Mokkapati is considered an experienced hiker and has taken treks to Mt. Baldy several times. Wearing a gray puffy jacket and gray pants, he was prepared for a day hike and had limited supplies.

This week, officials have reported snow at about 7,000 feet in the Mt. Baldy area, and in some higher elevations, snow was waist deep.


Users of the outdoor adventure app AllTrails have noted in their recent reviews that recent snowfall has intensified the difficulty of the Mount San Antonio and Mount Baldy Notch Trail, a 9.2-mile loop trail to the 10,064 foot summit of Mt. Baldy.

“The trail going over the boulders onto the switch back was not passable without snow shoes, snow would sink in to the hips,” one user who hiked the trail Nov. 30 wrote. “Turned around a bit to go straight up to the Bowl, again, sinking into the snow knee to hips, draining to go up at this speed. From this point, you needed crampons and ... ice axes to climb up, and you’re breaking trail as you go up. Even though it wasn’t strong wind conditions in the Bowl, the slow speed would expose you and wear you out.”

The mountainous forest area is a popular hiking destination for hikers from novice to expert. Its proximity to Los Angeles sometimes prompts ill-prepared residents to venture to the area without a plan, and it is a frequent site for search and rescue missions.

At a news conference Wednesday, San Bernardino County search and rescue team member Cindy Lyman urged anyone who hikes in winter conditions to ensure they have crampons, snowshoes, trekking poles and ice axes.

Lyman said trails to Mt. Baldy include significant drop-offs and steep, narrow terrain, a challenge even without snow.

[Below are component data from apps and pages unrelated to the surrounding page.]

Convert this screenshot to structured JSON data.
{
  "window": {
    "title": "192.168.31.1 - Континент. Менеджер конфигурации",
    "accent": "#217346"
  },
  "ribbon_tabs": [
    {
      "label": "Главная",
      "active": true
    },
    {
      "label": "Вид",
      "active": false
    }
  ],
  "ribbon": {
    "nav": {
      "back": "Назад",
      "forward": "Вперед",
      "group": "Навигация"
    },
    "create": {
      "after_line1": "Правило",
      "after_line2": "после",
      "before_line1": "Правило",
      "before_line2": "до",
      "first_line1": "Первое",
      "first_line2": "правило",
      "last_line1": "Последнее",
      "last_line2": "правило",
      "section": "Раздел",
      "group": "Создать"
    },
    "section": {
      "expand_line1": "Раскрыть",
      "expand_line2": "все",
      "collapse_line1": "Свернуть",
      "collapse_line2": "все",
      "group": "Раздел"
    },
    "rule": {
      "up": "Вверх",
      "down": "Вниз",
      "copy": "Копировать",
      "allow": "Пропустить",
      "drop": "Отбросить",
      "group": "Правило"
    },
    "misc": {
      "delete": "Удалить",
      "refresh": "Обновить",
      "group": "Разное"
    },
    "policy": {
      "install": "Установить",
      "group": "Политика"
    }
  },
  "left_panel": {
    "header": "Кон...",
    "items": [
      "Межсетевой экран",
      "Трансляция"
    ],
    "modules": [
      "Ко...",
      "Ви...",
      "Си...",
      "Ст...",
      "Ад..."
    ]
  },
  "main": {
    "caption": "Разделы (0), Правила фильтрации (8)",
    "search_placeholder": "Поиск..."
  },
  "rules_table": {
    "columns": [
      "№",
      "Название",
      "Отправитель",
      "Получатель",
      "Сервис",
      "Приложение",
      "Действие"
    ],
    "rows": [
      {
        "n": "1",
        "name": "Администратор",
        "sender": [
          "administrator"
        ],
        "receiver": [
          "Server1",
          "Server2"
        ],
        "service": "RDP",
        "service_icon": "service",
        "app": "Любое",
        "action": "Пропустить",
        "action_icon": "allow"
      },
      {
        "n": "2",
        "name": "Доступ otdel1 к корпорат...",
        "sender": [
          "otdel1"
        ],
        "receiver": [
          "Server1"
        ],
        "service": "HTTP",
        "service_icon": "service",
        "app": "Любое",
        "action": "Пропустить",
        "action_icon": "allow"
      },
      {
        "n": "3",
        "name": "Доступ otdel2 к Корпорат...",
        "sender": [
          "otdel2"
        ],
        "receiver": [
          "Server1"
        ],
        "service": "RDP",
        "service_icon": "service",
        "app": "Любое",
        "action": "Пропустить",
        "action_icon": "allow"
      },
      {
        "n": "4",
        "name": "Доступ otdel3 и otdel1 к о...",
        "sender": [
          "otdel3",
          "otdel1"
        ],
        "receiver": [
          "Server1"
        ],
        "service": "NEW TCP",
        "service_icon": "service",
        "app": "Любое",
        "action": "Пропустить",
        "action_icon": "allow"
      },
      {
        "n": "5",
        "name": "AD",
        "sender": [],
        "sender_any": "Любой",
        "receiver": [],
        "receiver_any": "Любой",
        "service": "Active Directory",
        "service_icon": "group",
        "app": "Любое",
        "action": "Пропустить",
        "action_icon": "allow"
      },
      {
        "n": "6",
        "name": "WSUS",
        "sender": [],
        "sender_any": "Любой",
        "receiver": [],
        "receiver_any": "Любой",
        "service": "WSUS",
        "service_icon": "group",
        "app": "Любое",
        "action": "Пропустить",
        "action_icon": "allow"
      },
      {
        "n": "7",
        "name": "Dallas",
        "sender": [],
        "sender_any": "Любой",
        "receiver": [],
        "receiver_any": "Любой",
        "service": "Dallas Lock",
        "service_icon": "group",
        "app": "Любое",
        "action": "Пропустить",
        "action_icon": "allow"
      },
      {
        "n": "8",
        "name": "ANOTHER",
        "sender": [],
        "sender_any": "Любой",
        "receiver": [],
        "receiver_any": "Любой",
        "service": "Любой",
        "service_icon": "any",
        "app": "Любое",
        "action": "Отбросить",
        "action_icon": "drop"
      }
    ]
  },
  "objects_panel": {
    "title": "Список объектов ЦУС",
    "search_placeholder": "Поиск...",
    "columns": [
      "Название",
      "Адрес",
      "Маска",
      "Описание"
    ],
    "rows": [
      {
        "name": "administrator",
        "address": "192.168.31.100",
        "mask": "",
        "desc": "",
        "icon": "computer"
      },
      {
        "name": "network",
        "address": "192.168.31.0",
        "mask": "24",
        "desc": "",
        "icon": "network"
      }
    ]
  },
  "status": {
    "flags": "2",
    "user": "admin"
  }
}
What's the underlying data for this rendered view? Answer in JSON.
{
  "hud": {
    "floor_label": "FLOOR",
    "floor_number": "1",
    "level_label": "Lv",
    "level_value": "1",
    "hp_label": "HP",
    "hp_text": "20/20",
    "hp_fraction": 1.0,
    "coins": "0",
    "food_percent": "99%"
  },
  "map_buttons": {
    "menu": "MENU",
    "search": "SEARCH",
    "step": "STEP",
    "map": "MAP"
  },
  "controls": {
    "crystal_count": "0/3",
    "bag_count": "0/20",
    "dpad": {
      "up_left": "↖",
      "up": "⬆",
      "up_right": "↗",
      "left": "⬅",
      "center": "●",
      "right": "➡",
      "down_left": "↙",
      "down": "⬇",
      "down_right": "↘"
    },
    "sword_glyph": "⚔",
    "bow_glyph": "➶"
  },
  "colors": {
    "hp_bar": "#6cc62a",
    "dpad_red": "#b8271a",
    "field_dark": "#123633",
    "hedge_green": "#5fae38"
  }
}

“If you add snow and ice, those trails just disappear, and it is very dangerous,” Lyman said.